A little history of using gamification in my classroom
This is my first year back in the classroom, and around the 10 week mark I realized that I needed to come up with a way of dealing with classroom management. I had read up on gamification before, and was going to use Classcraft. Then I looked at Classcraft. For someone who is not totally versed in role playing games, the introduction and terms used in Classcraft are very intimidating. I decided to do my own version, using a Google Sheet and a lot of formulas. It’s to the point now that it works really well, but is cumbersome and tedious for me. The students’ acceptance is a mixed bag. On one hand, taking away hit points does have a calming affect on the entire class. But gaining XP wasn’t enough of a carrot. I have since expanded the number of daily events to include more rewards for those students that are higher in XP.
The last nine weeks
I have one small class that works pretty well together. This class, I decided, would try out Classcraft for the final 9 weeks. So far, it’s caused an interested dynamic, where it’s easier to get them excited or on task then it was before. Unfortunately, there are things in Classcraft that are cumbersome.
Boss battles remind me a lot of a Kahoot, but with more dragons. As the teacher, I enter in multiple choice or short answer questions. In battle, random students are selected to answer each question. It’s more fun than Kahoots, but entering the questions are a pain. And there is no way to import or export your questions, so you are stuck using the web interface.
There is an area that I can add content to the class, and reward students for reading or contributing to a discussion. But, yet again, it is tedious to enter information and you can’t import or export the information.

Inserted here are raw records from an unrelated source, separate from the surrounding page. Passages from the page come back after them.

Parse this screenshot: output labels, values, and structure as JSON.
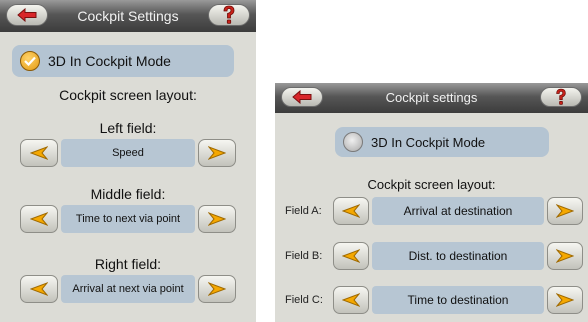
{
  "left": {
    "title": "Cockpit Settings",
    "toggle": {
      "label": "3D In Cockpit Mode",
      "checked": true
    },
    "layout_heading": "Cockpit screen layout:",
    "fields": [
      {
        "label": "Left field:",
        "value": "Speed"
      },
      {
        "label": "Middle field:",
        "value": "Time to next via point"
      },
      {
        "label": "Right field:",
        "value": "Arrival at next via point"
      }
    ]
  },
  "right": {
    "title": "Cockpit settings",
    "toggle": {
      "label": "3D In Cockpit Mode",
      "checked": false
    },
    "layout_heading": "Cockpit screen layout:",
    "fields": [
      {
        "label": "Field A:",
        "value": "Arrival at destination"
      },
      {
        "label": "Field B:",
        "value": "Dist. to destination"
      },
      {
        "label": "Field C:",
        "value": "Time to destination"
      }
    ]
  },
  "icons": {
    "back": "back-arrow-icon",
    "help": "question-mark-icon",
    "prev": "left-arrow-icon",
    "next": "right-arrow-icon"
  },
  "colors": {
    "panel_bg": "#dcdcd6",
    "titlebar": "#4a4a4a",
    "field_bg": "#b7c6d3",
    "arrow_orange": "#f5a800",
    "help_red": "#c8221a"
  }
}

Since it was the last two months of school, I was able to invite two other teachers to try out Classcraft so I could unlock the premium features. One would be hard pressed to use the site without paying, since two very nice features, gold pieces and class content/discussions, aren’t available in the free version.
This is just a brief starting look at Classcraft and gamification. I’ll have a more complete picture of Classcraft at the end of the year.